[Opening RECORDS PROVIDED section]
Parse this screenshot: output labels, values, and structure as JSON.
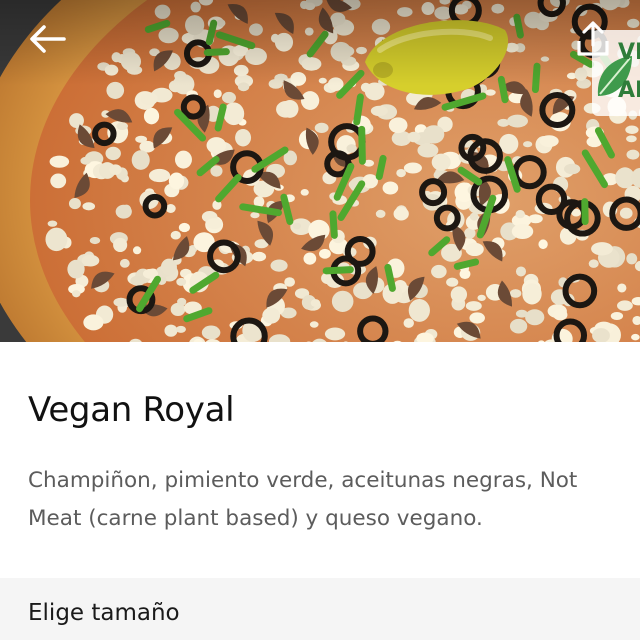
{
  "header": {
    "back_icon": "arrow-left-icon",
    "share_icon": "share-upload-icon"
  },
  "hero": {
    "image_description_icon": "pizza-photo",
    "badge_line1": "VE",
    "badge_line2": "AP",
    "badge_color": "#2f7d3a"
  },
  "product": {
    "title": "Vegan Royal",
    "description": "Champiñon, pimiento verde, aceitunas negras, Not Meat (carne plant based) y queso vegano."
  },
  "options": {
    "size_heading": "Elige tamaño"
  }
}
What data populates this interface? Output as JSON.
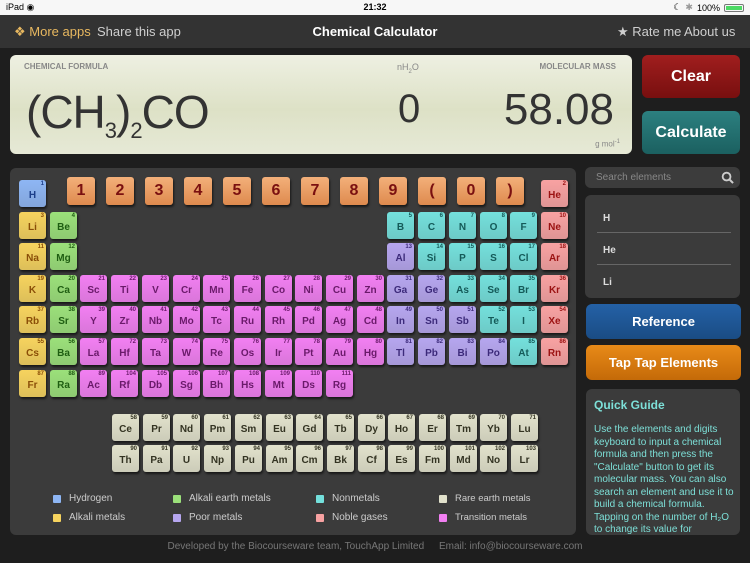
{
  "status": {
    "device": "iPad",
    "time": "21:32",
    "battery": "100%",
    "battery_level": 1.0
  },
  "nav": {
    "more_apps": "More apps",
    "share": "Share this app",
    "title": "Chemical Calculator",
    "rate": "Rate me",
    "about": "About us",
    "star": "★"
  },
  "display": {
    "formula_label": "CHEMICAL FORMULA",
    "nh2o_label_n": "nH",
    "nh2o_label_sub": "2",
    "nh2o_label_o": "O",
    "mass_label": "MOLECULAR MASS",
    "formula_parts": [
      "(CH",
      "3",
      ")",
      "2",
      "CO"
    ],
    "nh2o_value": "0",
    "mass_value": "58.08",
    "unit": "g mol",
    "unit_sup": "-1"
  },
  "buttons": {
    "clear": "Clear",
    "calculate": "Calculate",
    "reference": "Reference",
    "tap_tap": "Tap Tap Elements"
  },
  "keypad": [
    "1",
    "2",
    "3",
    "4",
    "5",
    "6",
    "7",
    "8",
    "9",
    "(",
    "0",
    ")"
  ],
  "category_colors": {
    "hydrogen": {
      "bg": "#8eb6f4",
      "fg": "#1d3f8a"
    },
    "alkali": {
      "bg": "#f6d35e",
      "fg": "#8a4e08"
    },
    "alkaline": {
      "bg": "#9be07a",
      "fg": "#1f5e12"
    },
    "transition": {
      "bg": "#f27ff2",
      "fg": "#6a1a6a"
    },
    "poor": {
      "bg": "#b6a6ef",
      "fg": "#3c2a7a"
    },
    "nonmetal": {
      "bg": "#74e0dc",
      "fg": "#145a58"
    },
    "noble": {
      "bg": "#f8a2a2",
      "fg": "#9c1212"
    },
    "rare": {
      "bg": "#e2e2cc",
      "fg": "#333322"
    }
  },
  "elements": [
    [
      "H",
      1,
      1,
      1,
      "hydrogen"
    ],
    [
      "He",
      2,
      18,
      1,
      "noble"
    ],
    [
      "Li",
      3,
      1,
      2,
      "alkali"
    ],
    [
      "Be",
      4,
      2,
      2,
      "alkaline"
    ],
    [
      "B",
      5,
      13,
      2,
      "nonmetal"
    ],
    [
      "C",
      6,
      14,
      2,
      "nonmetal"
    ],
    [
      "N",
      7,
      15,
      2,
      "nonmetal"
    ],
    [
      "O",
      8,
      16,
      2,
      "nonmetal"
    ],
    [
      "F",
      9,
      17,
      2,
      "nonmetal"
    ],
    [
      "Ne",
      10,
      18,
      2,
      "noble"
    ],
    [
      "Na",
      11,
      1,
      3,
      "alkali"
    ],
    [
      "Mg",
      12,
      2,
      3,
      "alkaline"
    ],
    [
      "Al",
      13,
      13,
      3,
      "poor"
    ],
    [
      "Si",
      14,
      14,
      3,
      "nonmetal"
    ],
    [
      "P",
      15,
      15,
      3,
      "nonmetal"
    ],
    [
      "S",
      16,
      16,
      3,
      "nonmetal"
    ],
    [
      "Cl",
      17,
      17,
      3,
      "nonmetal"
    ],
    [
      "Ar",
      18,
      18,
      3,
      "noble"
    ],
    [
      "K",
      19,
      1,
      4,
      "alkali"
    ],
    [
      "Ca",
      20,
      2,
      4,
      "alkaline"
    ],
    [
      "Sc",
      21,
      3,
      4,
      "transition"
    ],
    [
      "Ti",
      22,
      4,
      4,
      "transition"
    ],
    [
      "V",
      23,
      5,
      4,
      "transition"
    ],
    [
      "Cr",
      24,
      6,
      4,
      "transition"
    ],
    [
      "Mn",
      25,
      7,
      4,
      "transition"
    ],
    [
      "Fe",
      26,
      8,
      4,
      "transition"
    ],
    [
      "Co",
      27,
      9,
      4,
      "transition"
    ],
    [
      "Ni",
      28,
      10,
      4,
      "transition"
    ],
    [
      "Cu",
      29,
      11,
      4,
      "transition"
    ],
    [
      "Zn",
      30,
      12,
      4,
      "transition"
    ],
    [
      "Ga",
      31,
      13,
      4,
      "poor"
    ],
    [
      "Ge",
      32,
      14,
      4,
      "poor"
    ],
    [
      "As",
      33,
      15,
      4,
      "nonmetal"
    ],
    [
      "Se",
      34,
      16,
      4,
      "nonmetal"
    ],
    [
      "Br",
      35,
      17,
      4,
      "nonmetal"
    ],
    [
      "Kr",
      36,
      18,
      4,
      "noble"
    ],
    [
      "Rb",
      37,
      1,
      5,
      "alkali"
    ],
    [
      "Sr",
      38,
      2,
      5,
      "alkaline"
    ],
    [
      "Y",
      39,
      3,
      5,
      "transition"
    ],
    [
      "Zr",
      40,
      4,
      5,
      "transition"
    ],
    [
      "Nb",
      41,
      5,
      5,
      "transition"
    ],
    [
      "Mo",
      42,
      6,
      5,
      "transition"
    ],
    [
      "Tc",
      43,
      7,
      5,
      "transition"
    ],
    [
      "Ru",
      44,
      8,
      5,
      "transition"
    ],
    [
      "Rh",
      45,
      9,
      5,
      "transition"
    ],
    [
      "Pd",
      46,
      10,
      5,
      "transition"
    ],
    [
      "Ag",
      47,
      11,
      5,
      "transition"
    ],
    [
      "Cd",
      48,
      12,
      5,
      "transition"
    ],
    [
      "In",
      49,
      13,
      5,
      "poor"
    ],
    [
      "Sn",
      50,
      14,
      5,
      "poor"
    ],
    [
      "Sb",
      51,
      15,
      5,
      "poor"
    ],
    [
      "Te",
      52,
      16,
      5,
      "nonmetal"
    ],
    [
      "I",
      53,
      17,
      5,
      "nonmetal"
    ],
    [
      "Xe",
      54,
      18,
      5,
      "noble"
    ],
    [
      "Cs",
      55,
      1,
      6,
      "alkali"
    ],
    [
      "Ba",
      56,
      2,
      6,
      "alkaline"
    ],
    [
      "La",
      57,
      3,
      6,
      "transition"
    ],
    [
      "Hf",
      72,
      4,
      6,
      "transition"
    ],
    [
      "Ta",
      73,
      5,
      6,
      "transition"
    ],
    [
      "W",
      74,
      6,
      6,
      "transition"
    ],
    [
      "Re",
      75,
      7,
      6,
      "transition"
    ],
    [
      "Os",
      76,
      8,
      6,
      "transition"
    ],
    [
      "Ir",
      77,
      9,
      6,
      "transition"
    ],
    [
      "Pt",
      78,
      10,
      6,
      "transition"
    ],
    [
      "Au",
      79,
      11,
      6,
      "transition"
    ],
    [
      "Hg",
      80,
      12,
      6,
      "transition"
    ],
    [
      "Tl",
      81,
      13,
      6,
      "poor"
    ],
    [
      "Pb",
      82,
      14,
      6,
      "poor"
    ],
    [
      "Bi",
      83,
      15,
      6,
      "poor"
    ],
    [
      "Po",
      84,
      16,
      6,
      "poor"
    ],
    [
      "At",
      85,
      17,
      6,
      "nonmetal"
    ],
    [
      "Rn",
      86,
      18,
      6,
      "noble"
    ],
    [
      "Fr",
      87,
      1,
      7,
      "alkali"
    ],
    [
      "Ra",
      88,
      2,
      7,
      "alkaline"
    ],
    [
      "Ac",
      89,
      3,
      7,
      "transition"
    ],
    [
      "Rf",
      104,
      4,
      7,
      "transition"
    ],
    [
      "Db",
      105,
      5,
      7,
      "transition"
    ],
    [
      "Sg",
      106,
      6,
      7,
      "transition"
    ],
    [
      "Bh",
      107,
      7,
      7,
      "transition"
    ],
    [
      "Hs",
      108,
      8,
      7,
      "transition"
    ],
    [
      "Mt",
      109,
      9,
      7,
      "transition"
    ],
    [
      "Ds",
      110,
      10,
      7,
      "transition"
    ],
    [
      "Rg",
      111,
      11,
      7,
      "transition"
    ]
  ],
  "lanthanides": [
    [
      "Ce",
      58
    ],
    [
      "Pr",
      59
    ],
    [
      "Nd",
      60
    ],
    [
      "Pm",
      61
    ],
    [
      "Sm",
      62
    ],
    [
      "Eu",
      63
    ],
    [
      "Gd",
      64
    ],
    [
      "Tb",
      65
    ],
    [
      "Dy",
      66
    ],
    [
      "Ho",
      67
    ],
    [
      "Er",
      68
    ],
    [
      "Tm",
      69
    ],
    [
      "Yb",
      70
    ],
    [
      "Lu",
      71
    ]
  ],
  "actinides": [
    [
      "Th",
      90
    ],
    [
      "Pa",
      91
    ],
    [
      "U",
      92
    ],
    [
      "Np",
      93
    ],
    [
      "Pu",
      94
    ],
    [
      "Am",
      95
    ],
    [
      "Cm",
      96
    ],
    [
      "Bk",
      97
    ],
    [
      "Cf",
      98
    ],
    [
      "Es",
      99
    ],
    [
      "Fm",
      100
    ],
    [
      "Md",
      101
    ],
    [
      "No",
      102
    ],
    [
      "Lr",
      103
    ]
  ],
  "legend": [
    {
      "label": "Hydrogen",
      "cat": "hydrogen"
    },
    {
      "label": "Alkali metals",
      "cat": "alkali"
    },
    {
      "label": "Alkali earth metals",
      "cat": "alkaline"
    },
    {
      "label": "Poor metals",
      "cat": "poor"
    },
    {
      "label": "Nonmetals",
      "cat": "nonmetal"
    },
    {
      "label": "Noble gases",
      "cat": "noble"
    },
    {
      "label": "Rare earth metals",
      "cat": "rare"
    },
    {
      "label": "Transition metals",
      "cat": "transition"
    }
  ],
  "search": {
    "placeholder": "Search elements",
    "value": ""
  },
  "search_results": [
    "H",
    "He",
    "Li"
  ],
  "guide": {
    "title": "Quick Guide",
    "text": "Use the elements and digits keyboard to input a chemical formula and then press the \"Calculate\" button to get its molecular mass. You can also search an element and use it to build a chemical formula. Tapping on the number of H₂O to change its value for"
  },
  "footer": {
    "credit": "Developed by the Biocourseware team, TouchApp Limited",
    "email": "Email: info@biocourseware.com"
  }
}
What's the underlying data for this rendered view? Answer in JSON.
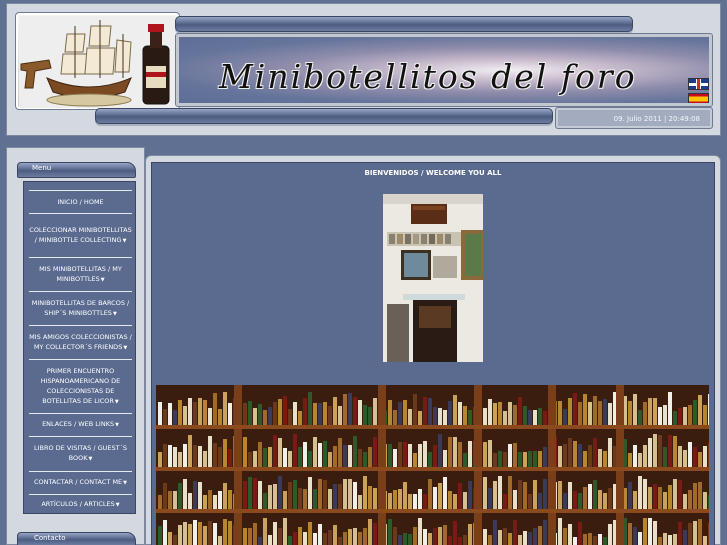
{
  "header": {
    "site_title": "Minibotellitos del foro",
    "date_time": "09. Julio 2011 | 20:49:08",
    "languages": [
      {
        "name": "english-flag-icon",
        "colors": [
          "#1f3c8c",
          "#ffffff",
          "#d52b1e"
        ]
      },
      {
        "name": "spanish-flag-icon",
        "colors": [
          "#c60b1e",
          "#ffc400"
        ]
      }
    ]
  },
  "sidebar": {
    "menu_label": "Menu",
    "contact_label": "Contacto",
    "items": [
      {
        "label": "INICIO / HOME",
        "submenu": false
      },
      {
        "label": "COLECCIONAR MINIBOTELLITAS / MINIBOTTLE COLLECTING",
        "submenu": true
      },
      {
        "label": "MIS MINIBOTELLITAS / MY MINIBOTTLES",
        "submenu": true
      },
      {
        "label": "MINIBOTELLITAS DE BARCOS / SHIP´S MINIBOTTLES",
        "submenu": true
      },
      {
        "label": "MIS AMIGOS COLECCIONISTAS / MY COLLECTOR´S FRIENDS",
        "submenu": true
      },
      {
        "label": "PRIMER ENCUENTRO HISPANOAMERICANO DE COLECCIONISTAS DE BOTELLITAS DE LICOR",
        "submenu": true
      },
      {
        "label": "ENLACES / WEB LINKS",
        "submenu": true
      },
      {
        "label": "LIBRO DE VISITAS / GUEST´S BOOK",
        "submenu": true
      },
      {
        "label": "CONTACTAR / CONTACT ME",
        "submenu": true
      },
      {
        "label": "ARTÍCULOS / ARTICLES",
        "submenu": true
      }
    ]
  },
  "main": {
    "welcome_text": "BIENVENIDOS / WELCOME YOU ALL"
  },
  "colors": {
    "page_bg": "#5f7093",
    "frame_bg": "#d4d8e0",
    "panel_bg": "#5b6b90",
    "text": "#ffffff"
  }
}
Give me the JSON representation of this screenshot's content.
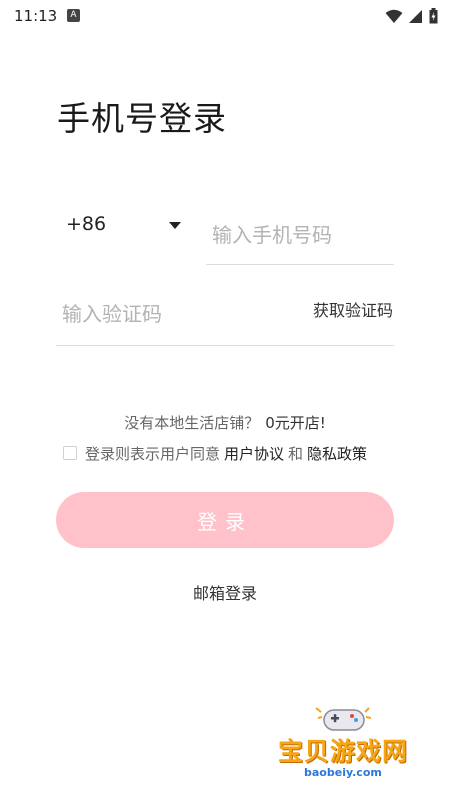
{
  "status_bar": {
    "time": "11:13",
    "notification_icon": "A"
  },
  "title": "手机号登录",
  "phone": {
    "country_code": "+86",
    "placeholder": "输入手机号码",
    "value": ""
  },
  "code": {
    "placeholder": "输入验证码",
    "value": "",
    "get_code_label": "获取验证码"
  },
  "promo": {
    "text": "没有本地生活店铺？",
    "link": "0元开店!"
  },
  "agreement": {
    "checked": false,
    "prefix": "登录则表示用户同意",
    "user_agreement": "用户协议",
    "conjunction": "和",
    "privacy_policy": "隐私政策"
  },
  "login_button": {
    "label": "登录",
    "color": "#ffc2cb"
  },
  "email_login_label": "邮箱登录",
  "watermark": {
    "text": "宝贝游戏网",
    "url": "baobeiy.com"
  }
}
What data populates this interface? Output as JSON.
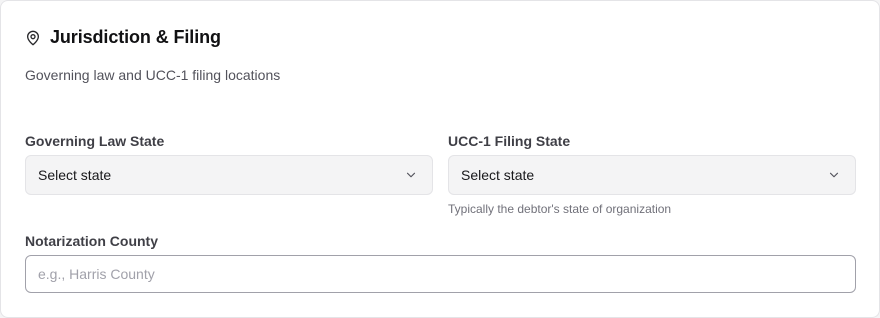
{
  "section": {
    "title": "Jurisdiction & Filing",
    "subtitle": "Governing law and UCC-1 filing locations",
    "icon": "map-pin-icon"
  },
  "fields": {
    "governing_law_state": {
      "label": "Governing Law State",
      "value": "Select state"
    },
    "ucc1_filing_state": {
      "label": "UCC-1 Filing State",
      "value": "Select state",
      "hint": "Typically the debtor's state of organization"
    },
    "notarization_county": {
      "label": "Notarization County",
      "value": "",
      "placeholder": "e.g., Harris County"
    }
  }
}
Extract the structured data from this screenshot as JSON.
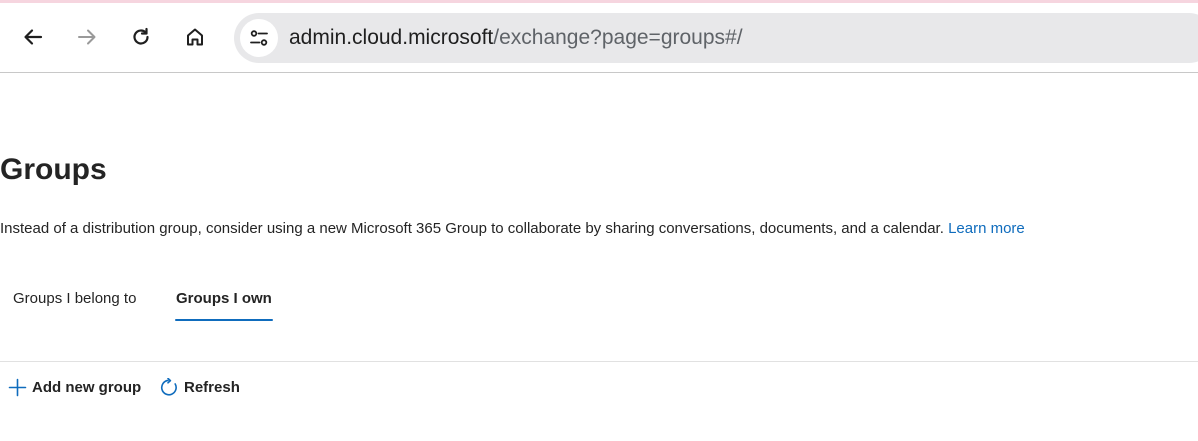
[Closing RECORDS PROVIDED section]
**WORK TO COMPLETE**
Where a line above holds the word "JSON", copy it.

**RESPONSE**
Parse this screenshot: output labels, values, and structure as JSON.
What data populates this interface? Output as JSON.
What's the underlying data for this rendered view? Answer in JSON.
Give me the JSON representation of this screenshot's content.
What data populates this interface? Output as JSON.
Extract the structured data from this screenshot as JSON.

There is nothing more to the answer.